§ BRIEF: Across the entries below, the lines containing "title" should be counted and only their number returned.

§ RECORDS FOR THIS EXERCISE:
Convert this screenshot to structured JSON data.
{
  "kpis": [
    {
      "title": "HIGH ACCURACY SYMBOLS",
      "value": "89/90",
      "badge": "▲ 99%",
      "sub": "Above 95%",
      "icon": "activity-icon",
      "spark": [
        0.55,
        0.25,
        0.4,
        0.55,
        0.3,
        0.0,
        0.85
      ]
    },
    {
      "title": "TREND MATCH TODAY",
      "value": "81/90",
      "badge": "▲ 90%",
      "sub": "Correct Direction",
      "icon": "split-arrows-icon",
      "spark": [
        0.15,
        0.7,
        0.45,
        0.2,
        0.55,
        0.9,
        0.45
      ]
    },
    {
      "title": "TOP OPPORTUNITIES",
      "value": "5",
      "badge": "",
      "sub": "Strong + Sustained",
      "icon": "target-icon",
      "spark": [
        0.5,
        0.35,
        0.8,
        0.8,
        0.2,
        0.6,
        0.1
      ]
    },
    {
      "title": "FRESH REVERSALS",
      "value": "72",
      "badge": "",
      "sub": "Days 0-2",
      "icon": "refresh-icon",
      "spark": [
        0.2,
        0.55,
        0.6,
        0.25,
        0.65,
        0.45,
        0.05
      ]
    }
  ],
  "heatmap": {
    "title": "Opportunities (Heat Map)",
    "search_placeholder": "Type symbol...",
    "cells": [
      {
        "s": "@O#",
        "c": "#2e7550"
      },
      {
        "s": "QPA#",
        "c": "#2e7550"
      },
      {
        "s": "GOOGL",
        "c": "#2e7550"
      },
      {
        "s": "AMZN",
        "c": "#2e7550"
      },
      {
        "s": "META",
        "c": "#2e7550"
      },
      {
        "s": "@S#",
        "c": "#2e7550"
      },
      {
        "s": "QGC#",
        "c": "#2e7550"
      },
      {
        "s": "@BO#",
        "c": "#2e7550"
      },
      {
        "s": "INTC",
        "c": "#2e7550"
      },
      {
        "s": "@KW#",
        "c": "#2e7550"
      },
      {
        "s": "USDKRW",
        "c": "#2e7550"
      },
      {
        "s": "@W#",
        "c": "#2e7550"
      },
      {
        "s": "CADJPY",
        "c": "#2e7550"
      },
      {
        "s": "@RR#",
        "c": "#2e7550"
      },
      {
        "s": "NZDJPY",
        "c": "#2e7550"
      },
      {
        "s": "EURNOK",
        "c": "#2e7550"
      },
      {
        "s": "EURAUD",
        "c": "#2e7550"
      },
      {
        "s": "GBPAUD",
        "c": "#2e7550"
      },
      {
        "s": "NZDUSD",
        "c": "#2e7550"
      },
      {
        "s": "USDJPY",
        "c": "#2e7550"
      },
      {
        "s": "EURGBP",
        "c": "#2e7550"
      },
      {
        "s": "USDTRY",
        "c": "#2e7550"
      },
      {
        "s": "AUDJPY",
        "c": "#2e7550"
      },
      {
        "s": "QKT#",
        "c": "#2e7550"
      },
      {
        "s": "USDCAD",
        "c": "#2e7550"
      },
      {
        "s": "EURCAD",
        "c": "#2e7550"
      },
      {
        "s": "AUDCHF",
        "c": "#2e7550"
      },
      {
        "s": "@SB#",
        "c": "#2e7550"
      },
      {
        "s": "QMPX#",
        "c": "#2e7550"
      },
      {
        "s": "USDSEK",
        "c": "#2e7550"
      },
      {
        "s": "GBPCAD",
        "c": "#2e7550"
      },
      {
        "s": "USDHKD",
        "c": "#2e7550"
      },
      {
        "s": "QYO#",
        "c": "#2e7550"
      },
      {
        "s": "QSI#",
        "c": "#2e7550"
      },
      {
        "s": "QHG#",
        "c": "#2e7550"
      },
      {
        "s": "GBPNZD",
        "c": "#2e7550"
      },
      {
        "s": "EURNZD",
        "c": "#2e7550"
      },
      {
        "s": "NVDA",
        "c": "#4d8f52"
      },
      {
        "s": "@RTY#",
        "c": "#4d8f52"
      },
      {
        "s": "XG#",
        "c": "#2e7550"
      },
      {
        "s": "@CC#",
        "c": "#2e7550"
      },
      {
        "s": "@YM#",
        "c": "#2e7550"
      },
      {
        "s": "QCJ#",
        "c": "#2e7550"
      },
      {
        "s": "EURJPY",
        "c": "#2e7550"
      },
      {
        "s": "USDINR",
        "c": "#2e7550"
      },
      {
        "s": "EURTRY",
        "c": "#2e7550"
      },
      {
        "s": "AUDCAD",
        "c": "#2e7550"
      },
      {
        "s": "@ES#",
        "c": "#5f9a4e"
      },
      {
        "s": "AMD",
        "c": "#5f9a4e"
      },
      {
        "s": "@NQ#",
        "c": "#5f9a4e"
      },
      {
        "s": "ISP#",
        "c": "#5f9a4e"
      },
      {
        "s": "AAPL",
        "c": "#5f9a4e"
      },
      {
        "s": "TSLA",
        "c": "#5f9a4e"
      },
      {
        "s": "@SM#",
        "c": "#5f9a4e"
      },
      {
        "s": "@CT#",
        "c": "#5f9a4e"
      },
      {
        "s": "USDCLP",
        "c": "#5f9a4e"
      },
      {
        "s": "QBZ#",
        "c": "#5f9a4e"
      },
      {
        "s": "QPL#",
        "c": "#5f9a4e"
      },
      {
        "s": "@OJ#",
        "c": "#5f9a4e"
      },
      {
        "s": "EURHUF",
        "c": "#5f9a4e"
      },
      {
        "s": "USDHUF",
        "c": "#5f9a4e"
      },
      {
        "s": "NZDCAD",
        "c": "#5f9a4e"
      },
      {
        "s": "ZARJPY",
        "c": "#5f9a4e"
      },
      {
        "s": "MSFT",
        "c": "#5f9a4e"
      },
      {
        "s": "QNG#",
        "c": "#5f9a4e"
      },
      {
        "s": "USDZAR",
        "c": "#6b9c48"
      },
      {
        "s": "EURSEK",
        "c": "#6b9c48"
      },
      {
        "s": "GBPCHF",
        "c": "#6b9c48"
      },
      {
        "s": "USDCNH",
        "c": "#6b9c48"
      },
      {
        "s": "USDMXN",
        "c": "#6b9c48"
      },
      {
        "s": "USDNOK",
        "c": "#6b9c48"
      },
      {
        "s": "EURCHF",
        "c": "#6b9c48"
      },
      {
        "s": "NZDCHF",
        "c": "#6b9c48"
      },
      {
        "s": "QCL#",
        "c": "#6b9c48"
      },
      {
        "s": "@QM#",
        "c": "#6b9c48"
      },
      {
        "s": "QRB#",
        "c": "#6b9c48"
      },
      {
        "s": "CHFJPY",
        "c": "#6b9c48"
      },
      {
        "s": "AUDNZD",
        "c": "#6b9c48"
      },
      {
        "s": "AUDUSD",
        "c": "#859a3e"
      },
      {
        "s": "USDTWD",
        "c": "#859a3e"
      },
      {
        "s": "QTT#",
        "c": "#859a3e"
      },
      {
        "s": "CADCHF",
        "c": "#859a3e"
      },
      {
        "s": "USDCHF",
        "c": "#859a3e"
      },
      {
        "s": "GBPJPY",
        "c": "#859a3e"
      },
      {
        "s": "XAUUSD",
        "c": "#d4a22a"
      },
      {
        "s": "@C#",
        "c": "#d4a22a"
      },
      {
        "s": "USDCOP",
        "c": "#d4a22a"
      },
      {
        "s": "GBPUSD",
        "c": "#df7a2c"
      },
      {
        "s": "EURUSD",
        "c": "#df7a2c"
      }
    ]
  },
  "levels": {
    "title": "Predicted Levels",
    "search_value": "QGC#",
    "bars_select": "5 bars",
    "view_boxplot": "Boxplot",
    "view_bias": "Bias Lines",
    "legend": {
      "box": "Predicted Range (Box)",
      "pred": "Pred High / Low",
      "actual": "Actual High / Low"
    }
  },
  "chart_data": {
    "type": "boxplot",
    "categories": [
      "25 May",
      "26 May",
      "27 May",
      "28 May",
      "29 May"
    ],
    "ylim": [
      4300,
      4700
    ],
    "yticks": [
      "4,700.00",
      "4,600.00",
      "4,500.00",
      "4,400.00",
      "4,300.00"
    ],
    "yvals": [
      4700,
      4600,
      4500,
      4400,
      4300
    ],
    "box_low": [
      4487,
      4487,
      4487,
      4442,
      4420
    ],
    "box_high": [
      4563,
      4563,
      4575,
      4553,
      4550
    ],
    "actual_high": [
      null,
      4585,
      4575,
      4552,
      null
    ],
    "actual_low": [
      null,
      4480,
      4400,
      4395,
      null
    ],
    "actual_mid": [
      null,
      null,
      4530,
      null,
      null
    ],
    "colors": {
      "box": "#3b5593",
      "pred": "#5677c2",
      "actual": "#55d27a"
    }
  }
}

§ COMPLETED EXERCISE: 6